NYMEX RBOB, ULSD Gain on Rebound in Summer Travel Demand

Liubov Georges
By  Liubov Georges , DTN Energy Reporter

WASHINGTON (DTN) -- Oil futures nearest delivery on the New York Mercantile Exchange and Brent crude traded on the Intercontinental Exchange settled Thursday's session mixed, with RBOB and ULSD futures advancing more than 1.5% supported by low inventory levels in the United States and globally as summer travel demand is seen recovering to pre-pandemic highs despite surging inflation and cost-of-living in many industrialized economies.

U.S. distillate inventories have started to climb seasonally, rising 2 million barrels (bbl) last week to 109 million bbl, which should ease some concerns about low inventory levels. But even with the recent increase, stocks are still at the lowest level since 2005, and they are not rising especially rapidly, which is likely to keep prices on an upward trend.

Stocks usually increase at this time of year as refineries ramp up their crude processing to produce gasoline for the summer driving season. There are also signs the business cycle in the United States has started to slow, weighing on demand for middle distillates that are typically used in construction, manufacturing, and freight shipments. The U.S. Energy Information Administration reported Wednesday demand for middle distillates fell to the second lowest weekly rate this year at 3.65 million barrels per day (bpd) after remaining below 4 million bpd since late March.

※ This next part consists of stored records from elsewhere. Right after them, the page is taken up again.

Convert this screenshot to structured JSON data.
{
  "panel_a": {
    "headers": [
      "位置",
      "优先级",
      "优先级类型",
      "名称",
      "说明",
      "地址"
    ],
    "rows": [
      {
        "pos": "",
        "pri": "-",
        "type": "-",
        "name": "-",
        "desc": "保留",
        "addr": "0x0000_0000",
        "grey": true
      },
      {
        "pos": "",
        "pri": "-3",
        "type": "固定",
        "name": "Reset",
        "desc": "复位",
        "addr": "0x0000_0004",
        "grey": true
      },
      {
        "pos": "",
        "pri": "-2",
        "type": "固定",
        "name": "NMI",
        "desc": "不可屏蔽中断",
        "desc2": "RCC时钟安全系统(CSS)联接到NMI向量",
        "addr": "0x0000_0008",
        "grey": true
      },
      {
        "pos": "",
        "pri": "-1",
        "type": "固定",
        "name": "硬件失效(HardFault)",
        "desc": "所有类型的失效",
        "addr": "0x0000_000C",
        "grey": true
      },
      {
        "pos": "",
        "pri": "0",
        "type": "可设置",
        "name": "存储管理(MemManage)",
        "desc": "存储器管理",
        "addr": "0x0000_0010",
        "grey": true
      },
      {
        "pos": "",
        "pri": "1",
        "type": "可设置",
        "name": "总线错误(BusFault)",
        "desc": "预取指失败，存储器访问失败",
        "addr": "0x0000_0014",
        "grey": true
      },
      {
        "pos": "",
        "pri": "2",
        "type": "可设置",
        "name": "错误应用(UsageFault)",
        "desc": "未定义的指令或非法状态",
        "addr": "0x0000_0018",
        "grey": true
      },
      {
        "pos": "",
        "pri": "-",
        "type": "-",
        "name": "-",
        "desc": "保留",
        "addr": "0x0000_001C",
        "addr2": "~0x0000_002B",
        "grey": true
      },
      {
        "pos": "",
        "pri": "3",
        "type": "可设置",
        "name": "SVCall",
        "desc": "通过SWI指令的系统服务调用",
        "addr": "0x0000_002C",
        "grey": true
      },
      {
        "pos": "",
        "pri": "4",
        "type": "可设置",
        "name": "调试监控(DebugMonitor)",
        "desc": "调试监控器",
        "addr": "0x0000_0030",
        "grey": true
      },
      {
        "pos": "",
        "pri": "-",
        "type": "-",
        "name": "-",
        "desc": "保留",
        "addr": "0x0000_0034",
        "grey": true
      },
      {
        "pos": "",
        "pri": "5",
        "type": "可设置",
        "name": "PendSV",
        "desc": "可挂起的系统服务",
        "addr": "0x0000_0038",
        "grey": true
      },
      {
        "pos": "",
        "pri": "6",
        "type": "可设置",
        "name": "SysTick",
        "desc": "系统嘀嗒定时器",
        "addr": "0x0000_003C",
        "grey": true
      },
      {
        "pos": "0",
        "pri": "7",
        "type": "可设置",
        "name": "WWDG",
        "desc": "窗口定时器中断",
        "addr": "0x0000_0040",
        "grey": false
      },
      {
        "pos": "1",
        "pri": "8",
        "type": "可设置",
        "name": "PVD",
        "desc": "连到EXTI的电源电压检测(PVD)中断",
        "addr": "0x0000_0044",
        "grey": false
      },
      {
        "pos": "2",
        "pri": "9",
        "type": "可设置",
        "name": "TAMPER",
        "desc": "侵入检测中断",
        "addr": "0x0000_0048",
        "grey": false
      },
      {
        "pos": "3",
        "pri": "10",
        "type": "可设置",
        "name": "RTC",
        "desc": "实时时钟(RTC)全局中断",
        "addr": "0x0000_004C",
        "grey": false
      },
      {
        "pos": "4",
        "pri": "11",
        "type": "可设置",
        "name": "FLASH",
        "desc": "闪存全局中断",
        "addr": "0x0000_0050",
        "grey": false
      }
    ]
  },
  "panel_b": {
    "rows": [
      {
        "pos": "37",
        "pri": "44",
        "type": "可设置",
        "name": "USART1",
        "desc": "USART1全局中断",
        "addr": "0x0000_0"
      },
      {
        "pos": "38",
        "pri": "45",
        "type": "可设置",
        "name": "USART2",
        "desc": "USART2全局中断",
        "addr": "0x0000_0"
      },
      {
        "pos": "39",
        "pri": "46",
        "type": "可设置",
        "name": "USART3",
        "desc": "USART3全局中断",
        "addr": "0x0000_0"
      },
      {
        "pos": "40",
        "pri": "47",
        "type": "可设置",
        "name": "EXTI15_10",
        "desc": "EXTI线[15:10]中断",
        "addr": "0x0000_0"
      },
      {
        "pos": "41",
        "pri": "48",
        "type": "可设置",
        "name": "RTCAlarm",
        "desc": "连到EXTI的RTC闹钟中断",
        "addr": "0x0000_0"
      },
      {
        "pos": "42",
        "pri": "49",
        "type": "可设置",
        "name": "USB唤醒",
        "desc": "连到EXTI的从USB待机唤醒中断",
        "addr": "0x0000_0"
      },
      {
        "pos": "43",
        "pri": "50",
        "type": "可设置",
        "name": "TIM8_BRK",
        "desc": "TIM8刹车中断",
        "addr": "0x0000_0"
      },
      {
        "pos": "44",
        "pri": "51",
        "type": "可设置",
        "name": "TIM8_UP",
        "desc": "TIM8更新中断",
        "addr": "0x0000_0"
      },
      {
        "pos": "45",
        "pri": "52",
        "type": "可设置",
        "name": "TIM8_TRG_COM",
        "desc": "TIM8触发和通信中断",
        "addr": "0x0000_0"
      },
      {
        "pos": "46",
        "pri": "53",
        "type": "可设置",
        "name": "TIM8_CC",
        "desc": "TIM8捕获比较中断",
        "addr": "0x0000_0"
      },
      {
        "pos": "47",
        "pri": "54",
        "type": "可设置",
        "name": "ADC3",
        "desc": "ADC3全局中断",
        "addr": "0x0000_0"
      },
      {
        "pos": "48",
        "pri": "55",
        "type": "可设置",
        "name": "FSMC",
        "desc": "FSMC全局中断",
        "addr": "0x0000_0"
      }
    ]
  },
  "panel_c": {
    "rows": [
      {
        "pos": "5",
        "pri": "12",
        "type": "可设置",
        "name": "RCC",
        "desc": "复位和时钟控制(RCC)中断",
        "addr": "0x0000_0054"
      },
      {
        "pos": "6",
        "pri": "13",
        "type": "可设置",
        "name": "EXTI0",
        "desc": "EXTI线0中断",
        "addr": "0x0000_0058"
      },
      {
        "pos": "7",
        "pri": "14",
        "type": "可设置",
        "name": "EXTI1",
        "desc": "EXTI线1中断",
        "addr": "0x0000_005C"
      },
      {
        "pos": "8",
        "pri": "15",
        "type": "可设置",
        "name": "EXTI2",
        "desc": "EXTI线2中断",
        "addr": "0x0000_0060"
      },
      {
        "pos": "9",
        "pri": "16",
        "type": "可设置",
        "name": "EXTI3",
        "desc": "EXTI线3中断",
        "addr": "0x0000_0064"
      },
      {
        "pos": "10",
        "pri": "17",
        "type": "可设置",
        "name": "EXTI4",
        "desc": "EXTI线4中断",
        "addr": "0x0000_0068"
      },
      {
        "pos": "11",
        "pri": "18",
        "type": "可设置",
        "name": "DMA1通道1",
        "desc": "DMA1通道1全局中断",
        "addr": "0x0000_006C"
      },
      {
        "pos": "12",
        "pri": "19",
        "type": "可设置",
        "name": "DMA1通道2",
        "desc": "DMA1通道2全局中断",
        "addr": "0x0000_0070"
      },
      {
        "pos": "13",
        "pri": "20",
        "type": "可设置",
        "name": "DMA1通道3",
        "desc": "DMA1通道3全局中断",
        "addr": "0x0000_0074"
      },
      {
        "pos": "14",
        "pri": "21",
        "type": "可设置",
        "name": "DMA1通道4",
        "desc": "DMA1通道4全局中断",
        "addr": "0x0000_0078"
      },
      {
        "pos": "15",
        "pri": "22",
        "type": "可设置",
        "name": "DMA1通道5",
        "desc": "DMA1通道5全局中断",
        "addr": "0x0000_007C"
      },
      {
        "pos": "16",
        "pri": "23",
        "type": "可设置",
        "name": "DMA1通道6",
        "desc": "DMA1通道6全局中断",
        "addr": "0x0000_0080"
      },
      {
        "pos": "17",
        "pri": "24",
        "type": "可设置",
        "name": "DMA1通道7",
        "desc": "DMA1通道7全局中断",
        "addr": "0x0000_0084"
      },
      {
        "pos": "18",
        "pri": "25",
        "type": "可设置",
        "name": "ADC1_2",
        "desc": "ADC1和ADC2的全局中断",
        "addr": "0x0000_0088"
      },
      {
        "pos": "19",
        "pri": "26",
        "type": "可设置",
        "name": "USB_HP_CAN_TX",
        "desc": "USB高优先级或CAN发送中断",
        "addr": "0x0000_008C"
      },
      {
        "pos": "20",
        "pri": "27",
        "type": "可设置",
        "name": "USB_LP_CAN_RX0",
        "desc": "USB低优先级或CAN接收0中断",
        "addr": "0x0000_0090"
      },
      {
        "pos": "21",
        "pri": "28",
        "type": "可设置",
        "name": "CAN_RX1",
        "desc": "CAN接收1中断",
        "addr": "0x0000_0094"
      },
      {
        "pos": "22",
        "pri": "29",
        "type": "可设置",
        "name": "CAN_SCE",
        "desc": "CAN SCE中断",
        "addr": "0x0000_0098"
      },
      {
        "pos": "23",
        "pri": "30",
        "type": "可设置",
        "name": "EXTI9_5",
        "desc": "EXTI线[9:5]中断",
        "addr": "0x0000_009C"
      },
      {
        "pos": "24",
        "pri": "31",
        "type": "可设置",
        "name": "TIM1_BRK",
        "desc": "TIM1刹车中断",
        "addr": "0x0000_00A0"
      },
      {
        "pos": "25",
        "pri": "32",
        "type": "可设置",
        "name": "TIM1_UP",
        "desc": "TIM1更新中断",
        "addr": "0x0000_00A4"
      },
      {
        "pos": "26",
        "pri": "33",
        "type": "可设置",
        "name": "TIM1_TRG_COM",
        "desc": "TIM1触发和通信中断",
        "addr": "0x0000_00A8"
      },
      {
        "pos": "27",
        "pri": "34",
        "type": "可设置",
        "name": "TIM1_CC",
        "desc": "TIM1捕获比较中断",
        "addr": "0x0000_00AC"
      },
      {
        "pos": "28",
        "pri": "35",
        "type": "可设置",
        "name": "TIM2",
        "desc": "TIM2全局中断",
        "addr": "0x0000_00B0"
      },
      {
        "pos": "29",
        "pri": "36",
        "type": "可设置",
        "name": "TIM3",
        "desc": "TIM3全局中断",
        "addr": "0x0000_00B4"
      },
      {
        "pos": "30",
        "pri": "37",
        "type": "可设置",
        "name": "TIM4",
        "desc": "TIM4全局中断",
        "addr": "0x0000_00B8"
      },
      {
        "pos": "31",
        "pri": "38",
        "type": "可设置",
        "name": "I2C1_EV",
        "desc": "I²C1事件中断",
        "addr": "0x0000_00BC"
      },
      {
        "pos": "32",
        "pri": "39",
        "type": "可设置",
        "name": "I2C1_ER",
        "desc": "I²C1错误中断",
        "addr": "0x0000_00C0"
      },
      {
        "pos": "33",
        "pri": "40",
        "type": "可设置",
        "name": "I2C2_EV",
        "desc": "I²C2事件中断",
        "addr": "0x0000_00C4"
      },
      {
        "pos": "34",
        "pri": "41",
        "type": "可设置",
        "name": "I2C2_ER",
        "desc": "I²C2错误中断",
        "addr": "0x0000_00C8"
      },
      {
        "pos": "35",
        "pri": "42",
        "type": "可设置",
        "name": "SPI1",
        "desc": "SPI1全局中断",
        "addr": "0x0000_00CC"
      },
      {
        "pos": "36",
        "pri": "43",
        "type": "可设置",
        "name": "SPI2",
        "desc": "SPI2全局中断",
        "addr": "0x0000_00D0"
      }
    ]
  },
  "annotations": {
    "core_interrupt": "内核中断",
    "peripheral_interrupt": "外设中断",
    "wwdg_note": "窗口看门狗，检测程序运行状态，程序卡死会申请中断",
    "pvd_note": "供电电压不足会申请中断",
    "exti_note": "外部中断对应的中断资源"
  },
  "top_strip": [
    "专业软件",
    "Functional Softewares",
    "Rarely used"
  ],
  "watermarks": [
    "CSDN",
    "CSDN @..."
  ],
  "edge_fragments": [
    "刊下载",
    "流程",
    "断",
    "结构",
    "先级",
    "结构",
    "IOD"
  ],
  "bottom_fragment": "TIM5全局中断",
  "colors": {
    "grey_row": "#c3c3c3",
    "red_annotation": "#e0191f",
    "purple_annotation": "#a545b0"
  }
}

Meanwhile, U.S. gasoline inventories fell to the lowest seasonal level in eight years last week according to EIA, as demand for gasoline spiked above 9.1 million bpd. Despite sky-high prices at the pump, there are no signs of visible change in U.S. driving behaviors, with the seasonal uptick in summer fuel demand seen on track with previous years. Goldman Sachs economists forecast gasoline prices will need to go much higher from where they are now to have a meaningful impact on demand. The bank warned of likely price spikes and fuel shortages this summer as China hums towards reopening its economy and the European Union turns down imports of Russian oil and refined fuels.

Despite headwinds for the eurozone economy, the tourism sector continues to shine bright which should lend a boost to jet fuel consumption. Oxford Economics, using a high-frequency tourism tracker, suggests EU overnight stays in May have recovered to pre-pandemic levels, pointing to a strong holiday season despite a growing cost-of-living crisis. This brings some upside to otherwise negatively skewed risk in the Eurozone. Pent-up demand for travel among households after two years of pandemic seems to be trumping concerns over inflation, joining with expectations of a rotation in spending away from goods to services in 2022.

Potentially weighing on the crude complex Thursday afternoon are fresh COVID-19 curbs in Shanghai, where a reopening from a three-month lockdown had only recently occurred. Shanghai will lockdown seven districts this weekend, restricting movement for millions of people to conduct mass COVID-19 testing after discovering nine cases. The moves are raising concern that the city's reopening is backsliding as officials fear a resurgence of infection after social and economic activity resumed. Residents face the risk of being confined to their homes for another two weeks if any infections are discovered during mass testing, in line with China's COVID zero policy. In the capital Beijing, which has been struggling with long but low-level COVID flareups, authorities ordered a tightening of rules again after a bar cluster ended a five-day streak of zero community spread.

Analysts predict China will be stuck in a slowly evolving loop as it sticks to its zero-COVID policy, making a strong rebound in its economy virtually impossible. Overnight trade data out of China showed crude oil imports fell 1.7% from a year ago over the January to May period, highlighting a drop in oil demand as Beijing restricts mobility for its people.

At settlement, NYMEX West Texas Intermediate for July delivery fell $0.60 to $121.51 bbl, while international crude benchmark Brent contract for August declined to $123.07 bbl. NYMEX RBOB July contract gained 5.43 cents to $4.2762 gallon and ULSD July futures increased 8.94 cents to $4.4037 gallon.

Liubov Georges can be reached at liubov.georges@dtn.com

Liubov Georges